Fatherhood Initiative

July marked the first collaboration between Family Support Hawaii’s Fatherhood Initiative and Kona Moms for our launch of the Kona Talk Story Event. This event provided families a dinner and movie night, with activities for the kids, giveaways for moms and dads, and a screening of the Pixar movie “Inside Out.”The evening provided a fun opportunity for a great conversation about emotional intelligence and what’s going on inside the little heads of children.

So, what is going on inside their little heads?A whole lot, it turns out. Like us adults, they filter all of their sensory experiences through their emotions. How doesthismake me feel?Is it okay to feelthis?What happens when I express myselfthisway?How we respond as parents influences how our children approach future, similar experiences, and so we need to be mindful of the messages we send. Parents at the Talk Story event discussed ways to promote emotional intelligence in their children by labeling undesirable behaviors as such (hitting, name calling, etc.) so that children don’t mis-interpretthemselvesbeing wrong or bad. As we stressed during our event, children are not good or bad, though they sometimes they do good or bad things. Parents at the event reviewed ways parents can encourage the positive and discourage the negative by being clear with the children about their behaviors.

CWS Home Visiting Services

Burt and Emily were initially referred toVisiting Servicestheir newborn tested positive for drugs. The couple agreed with Child Welfare Services workers that, given Emily’s drug relapse, it would be best for her to move out of the home temporarily to participate in drug treatment and other services. Both Burt and Emily expected the family to reunify after Emily had resolved her personal issues, but life intervened and Emily became involved with someone else. In the meantime Burt has been left to take on the role ofl-time caregiver for their four children. Given the daily challenges that come along with single-parenting four young children, together with the loss of his dream of resuming family life with the woman he loved, it is no surprise that Burt has accumulated high levels of stress, and this has ultimately impacted his health.
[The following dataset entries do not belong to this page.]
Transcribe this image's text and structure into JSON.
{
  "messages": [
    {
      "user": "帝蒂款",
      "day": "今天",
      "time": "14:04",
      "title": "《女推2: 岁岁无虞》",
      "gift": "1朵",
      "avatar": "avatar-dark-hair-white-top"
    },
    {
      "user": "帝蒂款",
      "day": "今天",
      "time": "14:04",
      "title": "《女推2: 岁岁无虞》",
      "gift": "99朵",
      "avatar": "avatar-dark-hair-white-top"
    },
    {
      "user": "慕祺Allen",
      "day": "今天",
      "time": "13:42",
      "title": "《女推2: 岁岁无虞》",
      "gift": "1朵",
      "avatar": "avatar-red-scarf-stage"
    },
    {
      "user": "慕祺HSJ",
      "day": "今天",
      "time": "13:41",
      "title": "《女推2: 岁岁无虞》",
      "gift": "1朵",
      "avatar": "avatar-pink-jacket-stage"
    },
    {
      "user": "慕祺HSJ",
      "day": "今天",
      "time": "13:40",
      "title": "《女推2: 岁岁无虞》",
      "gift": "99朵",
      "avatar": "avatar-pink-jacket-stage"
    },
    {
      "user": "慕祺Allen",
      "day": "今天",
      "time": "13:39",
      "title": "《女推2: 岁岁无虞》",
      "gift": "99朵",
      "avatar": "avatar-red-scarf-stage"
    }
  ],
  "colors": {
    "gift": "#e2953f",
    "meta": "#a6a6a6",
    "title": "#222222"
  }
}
But, despite his personal and health challenges, Burt does not miss a beat in striving toward his often-stated goal, which is to be the father his children need him to be. In addition to meeting weekly with his Family Support Worker for parent coaching, Burt is seeking additional help from our program’s Clinical Specialist to finally address his inter-personal struggles and question his own child rearing beliefs. In these ways he is willfully working towards improving his abilities and skills as a parent, and towards being the father his children need him to be.